_PROMPT_
All entries must be given again exactly as written.
Start of EXTRACTED RECORDS
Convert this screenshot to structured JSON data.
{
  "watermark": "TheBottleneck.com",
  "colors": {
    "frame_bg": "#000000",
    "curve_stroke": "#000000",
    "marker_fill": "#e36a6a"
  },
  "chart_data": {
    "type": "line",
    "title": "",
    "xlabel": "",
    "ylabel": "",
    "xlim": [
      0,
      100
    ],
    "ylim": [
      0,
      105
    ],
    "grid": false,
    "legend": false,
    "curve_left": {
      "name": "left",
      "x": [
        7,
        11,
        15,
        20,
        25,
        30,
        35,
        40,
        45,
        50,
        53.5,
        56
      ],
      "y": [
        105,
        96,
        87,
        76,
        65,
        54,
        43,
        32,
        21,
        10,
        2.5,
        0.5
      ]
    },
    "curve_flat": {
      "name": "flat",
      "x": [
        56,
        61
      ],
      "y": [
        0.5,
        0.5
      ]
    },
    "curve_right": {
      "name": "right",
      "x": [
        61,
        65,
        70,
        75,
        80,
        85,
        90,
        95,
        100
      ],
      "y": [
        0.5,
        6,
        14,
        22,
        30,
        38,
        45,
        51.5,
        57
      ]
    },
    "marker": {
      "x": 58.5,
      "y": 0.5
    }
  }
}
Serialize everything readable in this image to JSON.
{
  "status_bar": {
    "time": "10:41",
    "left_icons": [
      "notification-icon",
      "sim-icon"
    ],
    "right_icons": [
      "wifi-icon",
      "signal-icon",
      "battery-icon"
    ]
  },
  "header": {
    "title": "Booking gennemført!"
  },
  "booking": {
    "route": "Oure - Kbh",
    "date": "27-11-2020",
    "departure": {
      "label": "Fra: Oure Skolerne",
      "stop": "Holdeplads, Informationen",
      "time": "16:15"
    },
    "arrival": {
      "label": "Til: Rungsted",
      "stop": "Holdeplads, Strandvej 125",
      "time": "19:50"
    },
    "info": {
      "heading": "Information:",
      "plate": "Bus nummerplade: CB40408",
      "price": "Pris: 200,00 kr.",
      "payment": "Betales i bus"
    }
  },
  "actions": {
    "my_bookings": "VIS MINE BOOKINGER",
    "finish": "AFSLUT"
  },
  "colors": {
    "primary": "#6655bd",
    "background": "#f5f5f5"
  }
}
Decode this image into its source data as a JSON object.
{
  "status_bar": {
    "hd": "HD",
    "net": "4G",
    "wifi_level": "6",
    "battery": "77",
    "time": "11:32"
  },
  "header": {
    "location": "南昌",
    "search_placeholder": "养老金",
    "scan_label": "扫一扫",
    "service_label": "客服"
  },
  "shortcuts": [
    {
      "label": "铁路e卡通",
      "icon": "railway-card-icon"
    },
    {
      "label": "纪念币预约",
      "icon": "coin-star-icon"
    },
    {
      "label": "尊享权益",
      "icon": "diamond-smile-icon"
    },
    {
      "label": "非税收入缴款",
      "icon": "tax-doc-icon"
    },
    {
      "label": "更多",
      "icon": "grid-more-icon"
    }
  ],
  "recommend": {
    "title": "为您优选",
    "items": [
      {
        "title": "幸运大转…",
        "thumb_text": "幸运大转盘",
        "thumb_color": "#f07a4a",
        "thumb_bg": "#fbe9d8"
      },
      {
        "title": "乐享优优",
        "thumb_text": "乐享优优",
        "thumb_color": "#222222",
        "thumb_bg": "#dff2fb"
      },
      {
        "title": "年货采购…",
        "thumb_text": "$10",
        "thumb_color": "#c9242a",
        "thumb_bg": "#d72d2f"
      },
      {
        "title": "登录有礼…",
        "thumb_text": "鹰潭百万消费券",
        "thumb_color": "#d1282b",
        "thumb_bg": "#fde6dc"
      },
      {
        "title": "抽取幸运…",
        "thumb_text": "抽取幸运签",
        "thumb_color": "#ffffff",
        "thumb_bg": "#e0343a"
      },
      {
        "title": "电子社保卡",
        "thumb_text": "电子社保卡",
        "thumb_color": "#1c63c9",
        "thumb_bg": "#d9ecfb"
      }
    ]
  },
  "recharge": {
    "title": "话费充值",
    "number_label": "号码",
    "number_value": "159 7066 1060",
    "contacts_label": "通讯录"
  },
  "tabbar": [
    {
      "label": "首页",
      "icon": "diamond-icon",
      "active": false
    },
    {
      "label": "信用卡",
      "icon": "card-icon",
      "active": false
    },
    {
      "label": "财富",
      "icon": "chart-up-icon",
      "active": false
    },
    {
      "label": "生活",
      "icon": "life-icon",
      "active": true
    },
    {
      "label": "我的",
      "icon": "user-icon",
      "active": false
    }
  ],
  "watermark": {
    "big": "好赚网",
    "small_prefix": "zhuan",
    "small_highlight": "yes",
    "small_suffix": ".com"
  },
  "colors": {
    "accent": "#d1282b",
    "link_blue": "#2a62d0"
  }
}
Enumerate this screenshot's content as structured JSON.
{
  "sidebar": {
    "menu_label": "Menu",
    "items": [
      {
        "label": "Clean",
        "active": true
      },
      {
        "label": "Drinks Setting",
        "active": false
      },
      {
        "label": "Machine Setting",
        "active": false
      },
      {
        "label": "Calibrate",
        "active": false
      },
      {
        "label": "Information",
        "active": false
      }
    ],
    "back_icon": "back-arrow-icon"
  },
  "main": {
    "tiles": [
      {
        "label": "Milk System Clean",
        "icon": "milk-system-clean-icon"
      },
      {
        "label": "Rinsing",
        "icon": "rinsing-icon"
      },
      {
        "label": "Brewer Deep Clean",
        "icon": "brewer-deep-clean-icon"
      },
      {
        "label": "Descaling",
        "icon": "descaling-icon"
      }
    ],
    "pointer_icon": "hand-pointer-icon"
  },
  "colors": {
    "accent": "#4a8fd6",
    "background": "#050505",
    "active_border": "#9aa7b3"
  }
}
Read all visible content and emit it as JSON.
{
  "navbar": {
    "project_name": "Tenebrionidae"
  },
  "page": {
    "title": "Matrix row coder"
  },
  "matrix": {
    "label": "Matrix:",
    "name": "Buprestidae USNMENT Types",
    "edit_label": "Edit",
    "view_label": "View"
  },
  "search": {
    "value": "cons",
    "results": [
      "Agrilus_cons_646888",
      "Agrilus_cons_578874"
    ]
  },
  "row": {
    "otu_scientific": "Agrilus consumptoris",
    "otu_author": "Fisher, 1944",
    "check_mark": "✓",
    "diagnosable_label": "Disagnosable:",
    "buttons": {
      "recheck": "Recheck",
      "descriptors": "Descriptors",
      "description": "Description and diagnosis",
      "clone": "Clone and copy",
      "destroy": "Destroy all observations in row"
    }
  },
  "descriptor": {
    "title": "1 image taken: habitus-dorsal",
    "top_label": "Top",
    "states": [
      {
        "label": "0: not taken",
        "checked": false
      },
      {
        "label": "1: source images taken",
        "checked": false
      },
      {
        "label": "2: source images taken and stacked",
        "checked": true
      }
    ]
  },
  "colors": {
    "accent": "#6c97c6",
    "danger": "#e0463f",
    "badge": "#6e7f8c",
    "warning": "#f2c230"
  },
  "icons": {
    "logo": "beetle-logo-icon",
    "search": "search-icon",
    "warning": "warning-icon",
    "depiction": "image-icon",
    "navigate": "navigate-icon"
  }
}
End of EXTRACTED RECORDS
_TASK OUTPUT_
Convert this screenshot to structured JSON data.
{
  "watermark": "TheBottleneck.com",
  "colors": {
    "frame_bg": "#000000",
    "curve_stroke": "#000000",
    "marker_fill": "#e36a6a"
  },
  "chart_data": {
    "type": "line",
    "title": "",
    "xlabel": "",
    "ylabel": "",
    "xlim": [
      0,
      100
    ],
    "ylim": [
      0,
      105
    ],
    "grid": false,
    "legend": false,
    "curve_left": {
      "name": "left",
      "x": [
        7,
        11,
        15,
        20,
        25,
        30,
        35,
        40,
        45,
        50,
        53.5,
        56
      ],
      "y": [
        105,
        96,
        87,
        76,
        65,
        54,
        43,
        32,
        21,
        10,
        2.5,
        0.5
      ]
    },
    "curve_flat": {
      "name": "flat",
      "x": [
        56,
        61
      ],
      "y": [
        0.5,
        0.5
      ]
    },
    "curve_right": {
      "name": "right",
      "x": [
        61,
        65,
        70,
        75,
        80,
        85,
        90,
        95,
        100
      ],
      "y": [
        0.5,
        6,
        14,
        22,
        30,
        38,
        45,
        51.5,
        57
      ]
    },
    "marker": {
      "x": 58.5,
      "y": 0.5
    }
  }
}
Serialize everything readable in this image to JSON.
{
  "status_bar": {
    "time": "10:41",
    "left_icons": [
      "notification-icon",
      "sim-icon"
    ],
    "right_icons": [
      "wifi-icon",
      "signal-icon",
      "battery-icon"
    ]
  },
  "header": {
    "title": "Booking gennemført!"
  },
  "booking": {
    "route": "Oure - Kbh",
    "date": "27-11-2020",
    "departure": {
      "label": "Fra: Oure Skolerne",
      "stop": "Holdeplads, Informationen",
      "time": "16:15"
    },
    "arrival": {
      "label": "Til: Rungsted",
      "stop": "Holdeplads, Strandvej 125",
      "time": "19:50"
    },
    "info": {
      "heading": "Information:",
      "plate": "Bus nummerplade: CB40408",
      "price": "Pris: 200,00 kr.",
      "payment": "Betales i bus"
    }
  },
  "actions": {
    "my_bookings": "VIS MINE BOOKINGER",
    "finish": "AFSLUT"
  },
  "colors": {
    "primary": "#6655bd",
    "background": "#f5f5f5"
  }
}
Decode this image into its source data as a JSON object.
{
  "status_bar": {
    "hd": "HD",
    "net": "4G",
    "wifi_level": "6",
    "battery": "77",
    "time": "11:32"
  },
  "header": {
    "location": "南昌",
    "search_placeholder": "养老金",
    "scan_label": "扫一扫",
    "service_label": "客服"
  },
  "shortcuts": [
    {
      "label": "铁路e卡通",
      "icon": "railway-card-icon"
    },
    {
      "label": "纪念币预约",
      "icon": "coin-star-icon"
    },
    {
      "label": "尊享权益",
      "icon": "diamond-smile-icon"
    },
    {
      "label": "非税收入缴款",
      "icon": "tax-doc-icon"
    },
    {
      "label": "更多",
      "icon": "grid-more-icon"
    }
  ],
  "recommend": {
    "title": "为您优选",
    "items": [
      {
        "title": "幸运大转…",
        "thumb_text": "幸运大转盘",
        "thumb_color": "#f07a4a",
        "thumb_bg": "#fbe9d8"
      },
      {
        "title": "乐享优优",
        "thumb_text": "乐享优优",
        "thumb_color": "#222222",
        "thumb_bg": "#dff2fb"
      },
      {
        "title": "年货采购…",
        "thumb_text": "$10",
        "thumb_color": "#c9242a",
        "thumb_bg": "#d72d2f"
      },
      {
        "title": "登录有礼…",
        "thumb_text": "鹰潭百万消费券",
        "thumb_color": "#d1282b",
        "thumb_bg": "#fde6dc"
      },
      {
        "title": "抽取幸运…",
        "thumb_text": "抽取幸运签",
        "thumb_color": "#ffffff",
        "thumb_bg": "#e0343a"
      },
      {
        "title": "电子社保卡",
        "thumb_text": "电子社保卡",
        "thumb_color": "#1c63c9",
        "thumb_bg": "#d9ecfb"
      }
    ]
  },
  "recharge": {
    "title": "话费充值",
    "number_label": "号码",
    "number_value": "159 7066 1060",
    "contacts_label": "通讯录"
  },
  "tabbar": [
    {
      "label": "首页",
      "icon": "diamond-icon",
      "active": false
    },
    {
      "label": "信用卡",
      "icon": "card-icon",
      "active": false
    },
    {
      "label": "财富",
      "icon": "chart-up-icon",
      "active": false
    },
    {
      "label": "生活",
      "icon": "life-icon",
      "active": true
    },
    {
      "label": "我的",
      "icon": "user-icon",
      "active": false
    }
  ],
  "watermark": {
    "big": "好赚网",
    "small_prefix": "zhuan",
    "small_highlight": "yes",
    "small_suffix": ".com"
  },
  "colors": {
    "accent": "#d1282b",
    "link_blue": "#2a62d0"
  }
}
Enumerate this screenshot's content as structured JSON.
{
  "sidebar": {
    "menu_label": "Menu",
    "items": [
      {
        "label": "Clean",
        "active": true
      },
      {
        "label": "Drinks Setting",
        "active": false
      },
      {
        "label": "Machine Setting",
        "active": false
      },
      {
        "label": "Calibrate",
        "active": false
      },
      {
        "label": "Information",
        "active": false
      }
    ],
    "back_icon": "back-arrow-icon"
  },
  "main": {
    "tiles": [
      {
        "label": "Milk System Clean",
        "icon": "milk-system-clean-icon"
      },
      {
        "label": "Rinsing",
        "icon": "rinsing-icon"
      },
      {
        "label": "Brewer Deep Clean",
        "icon": "brewer-deep-clean-icon"
      },
      {
        "label": "Descaling",
        "icon": "descaling-icon"
      }
    ],
    "pointer_icon": "hand-pointer-icon"
  },
  "colors": {
    "accent": "#4a8fd6",
    "background": "#050505",
    "active_border": "#9aa7b3"
  }
}
Read all visible content and emit it as JSON.
{
  "navbar": {
    "project_name": "Tenebrionidae"
  },
  "page": {
    "title": "Matrix row coder"
  },
  "matrix": {
    "label": "Matrix:",
    "name": "Buprestidae USNMENT Types",
    "edit_label": "Edit",
    "view_label": "View"
  },
  "search": {
    "value": "cons",
    "results": [
      "Agrilus_cons_646888",
      "Agrilus_cons_578874"
    ]
  },
  "row": {
    "otu_scientific": "Agrilus consumptoris",
    "otu_author": "Fisher, 1944",
    "check_mark": "✓",
    "diagnosable_label": "Disagnosable:",
    "buttons": {
      "recheck": "Recheck",
      "descriptors": "Descriptors",
      "description": "Description and diagnosis",
      "clone": "Clone and copy",
      "destroy": "Destroy all observations in row"
    }
  },
  "descriptor": {
    "title": "1 image taken: habitus-dorsal",
    "top_label": "Top",
    "states": [
      {
        "label": "0: not taken",
        "checked": false
      },
      {
        "label": "1: source images taken",
        "checked": false
      },
      {
        "label": "2: source images taken and stacked",
        "checked": true
      }
    ]
  },
  "colors": {
    "accent": "#6c97c6",
    "danger": "#e0463f",
    "badge": "#6e7f8c",
    "warning": "#f2c230"
  },
  "icons": {
    "logo": "beetle-logo-icon",
    "search": "search-icon",
    "warning": "warning-icon",
    "depiction": "image-icon",
    "navigate": "navigate-icon"
  }
}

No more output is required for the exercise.